What happens when the laws of gravity are temporarily suspended? Sooner or later, gravity catches up. In their attempt to suspend the laws of accounting, Indian companies are about to learn that lesson.
Succumbing to pressure from corporate lobbies, the government last week went ahead with temporarily suspending a key accounting norm. Accounting Standard (AS) 11 mandates that a company must mark foreign exchange gains or losses to market prices, and reflect this in its quarterly profit and loss (P&L) account.
Illustration: Jayachandran / Mint
Corporations argue against AS-11 because the rupee has seen wild fluctuations. True, a $1,000 loan from a US bank, worth Rs39,000 in 2008, is now worth Rs50,000. That’s a Rs11,000 increase in liability that, according to AS-11, must be deducted from a company’s P&L. Suspending AS-11 would mean ignoring the Rs11,000 loss.
This loss is instead transferred to the “Foreign Currency Monetary Item Translation Difference Account” on the balance sheet, something so esoteric that it’s sure to mislead investors trying to figure out the company’s worth.
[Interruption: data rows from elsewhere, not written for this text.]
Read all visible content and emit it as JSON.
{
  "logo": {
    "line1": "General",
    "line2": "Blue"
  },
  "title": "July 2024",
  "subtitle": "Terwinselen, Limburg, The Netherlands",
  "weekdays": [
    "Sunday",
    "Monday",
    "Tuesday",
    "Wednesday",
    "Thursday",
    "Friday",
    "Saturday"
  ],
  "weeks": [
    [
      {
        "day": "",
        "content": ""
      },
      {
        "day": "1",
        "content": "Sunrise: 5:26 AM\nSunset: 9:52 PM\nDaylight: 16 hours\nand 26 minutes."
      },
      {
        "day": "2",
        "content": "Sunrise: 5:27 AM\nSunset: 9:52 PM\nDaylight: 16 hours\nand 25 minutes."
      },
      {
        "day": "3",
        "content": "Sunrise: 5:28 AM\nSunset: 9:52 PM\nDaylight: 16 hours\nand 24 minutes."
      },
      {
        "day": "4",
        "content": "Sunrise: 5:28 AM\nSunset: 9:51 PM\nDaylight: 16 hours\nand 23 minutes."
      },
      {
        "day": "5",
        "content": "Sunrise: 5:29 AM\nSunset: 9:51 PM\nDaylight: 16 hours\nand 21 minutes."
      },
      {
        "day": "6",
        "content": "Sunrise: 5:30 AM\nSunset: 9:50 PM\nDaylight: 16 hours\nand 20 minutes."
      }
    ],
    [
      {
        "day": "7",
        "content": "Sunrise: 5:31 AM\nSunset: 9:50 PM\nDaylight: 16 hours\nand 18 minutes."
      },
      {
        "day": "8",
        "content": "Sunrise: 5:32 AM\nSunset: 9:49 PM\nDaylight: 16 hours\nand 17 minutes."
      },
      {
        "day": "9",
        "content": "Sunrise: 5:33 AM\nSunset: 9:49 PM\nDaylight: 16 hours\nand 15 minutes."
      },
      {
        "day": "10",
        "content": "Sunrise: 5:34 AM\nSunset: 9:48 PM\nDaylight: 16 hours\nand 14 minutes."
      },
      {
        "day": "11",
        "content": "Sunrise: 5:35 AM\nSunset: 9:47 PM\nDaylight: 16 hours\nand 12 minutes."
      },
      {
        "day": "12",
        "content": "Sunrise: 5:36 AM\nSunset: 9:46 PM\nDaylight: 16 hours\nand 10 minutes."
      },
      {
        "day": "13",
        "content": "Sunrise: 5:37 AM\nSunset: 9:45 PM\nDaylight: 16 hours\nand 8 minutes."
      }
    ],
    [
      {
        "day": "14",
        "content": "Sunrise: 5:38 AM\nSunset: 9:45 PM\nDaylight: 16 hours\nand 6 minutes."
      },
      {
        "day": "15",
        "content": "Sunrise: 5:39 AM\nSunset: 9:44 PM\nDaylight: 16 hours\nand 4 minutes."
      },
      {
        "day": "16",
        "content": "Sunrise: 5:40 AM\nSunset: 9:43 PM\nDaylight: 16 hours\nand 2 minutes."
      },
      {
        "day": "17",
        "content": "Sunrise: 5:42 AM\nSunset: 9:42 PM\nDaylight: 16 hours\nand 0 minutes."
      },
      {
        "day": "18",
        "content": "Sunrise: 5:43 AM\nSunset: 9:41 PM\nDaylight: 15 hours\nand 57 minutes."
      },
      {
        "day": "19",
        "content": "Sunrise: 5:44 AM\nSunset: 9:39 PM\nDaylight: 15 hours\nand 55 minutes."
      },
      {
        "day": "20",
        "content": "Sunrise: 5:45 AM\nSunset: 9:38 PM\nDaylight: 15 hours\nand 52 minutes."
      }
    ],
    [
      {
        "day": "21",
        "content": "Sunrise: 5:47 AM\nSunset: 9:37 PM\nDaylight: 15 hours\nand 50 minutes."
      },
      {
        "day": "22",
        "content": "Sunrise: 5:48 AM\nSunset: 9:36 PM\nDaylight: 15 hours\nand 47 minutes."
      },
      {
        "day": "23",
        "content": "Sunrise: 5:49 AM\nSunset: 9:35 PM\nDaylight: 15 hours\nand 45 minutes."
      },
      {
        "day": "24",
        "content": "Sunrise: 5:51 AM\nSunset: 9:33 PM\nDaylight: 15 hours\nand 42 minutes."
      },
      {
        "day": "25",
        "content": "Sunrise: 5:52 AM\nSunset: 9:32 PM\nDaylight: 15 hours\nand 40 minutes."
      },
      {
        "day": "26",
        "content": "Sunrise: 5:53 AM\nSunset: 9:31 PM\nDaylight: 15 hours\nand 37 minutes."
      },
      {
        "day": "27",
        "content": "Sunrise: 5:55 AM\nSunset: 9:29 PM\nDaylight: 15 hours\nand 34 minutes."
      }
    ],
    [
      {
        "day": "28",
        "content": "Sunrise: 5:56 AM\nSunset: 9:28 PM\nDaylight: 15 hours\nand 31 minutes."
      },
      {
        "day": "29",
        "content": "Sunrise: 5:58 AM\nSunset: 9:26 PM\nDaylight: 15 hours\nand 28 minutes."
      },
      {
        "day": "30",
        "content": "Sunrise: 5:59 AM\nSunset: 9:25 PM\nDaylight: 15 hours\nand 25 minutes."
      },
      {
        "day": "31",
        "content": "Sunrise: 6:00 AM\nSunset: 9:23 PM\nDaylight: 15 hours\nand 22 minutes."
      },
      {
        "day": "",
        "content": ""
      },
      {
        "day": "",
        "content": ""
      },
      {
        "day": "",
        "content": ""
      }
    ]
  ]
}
But transparency isn’t the only victim. A recent report from Ernst and Young shows that firms could end up increasing their tax liability. The AS-11 suspension decreases losses on the P&L but increases assets on the balance sheet, which translates into that much more tax the company owes. The suspension is also retroactive from December 2006, which means tax owed from previous periods. Accountants will wake up to find a new tax burden, come next fiscal year.
Firms will have to keep this in mind. But in a rush to avoid showing losses, this advice may fall flat on their ears. Consider the latest corporate debacle: Mint reported on Tuesday that Habil Khorakiwala, chairman of Wockhardt Ltd, attributed the drug maker’s financial problems to forex mark-to-market and derivatives losses. This narrative would have us believe that sidestepping AS-11 easily avoids these losses.
Yet, this narrative shifts blame away from firms such as Wockhardt, which may have invested in complex cross-currency hedges that now leave them too exposed.
These firms don’t want to own up to their foolhardiness or accept the immutable truth of business cycles: What rises in a boom can fall in a bust. So, they alter gravity’s laws, forgetting that the apple will one day land on their heads with a thud.
Will AS-11 come back to haunt companies? Tell us at email@example.com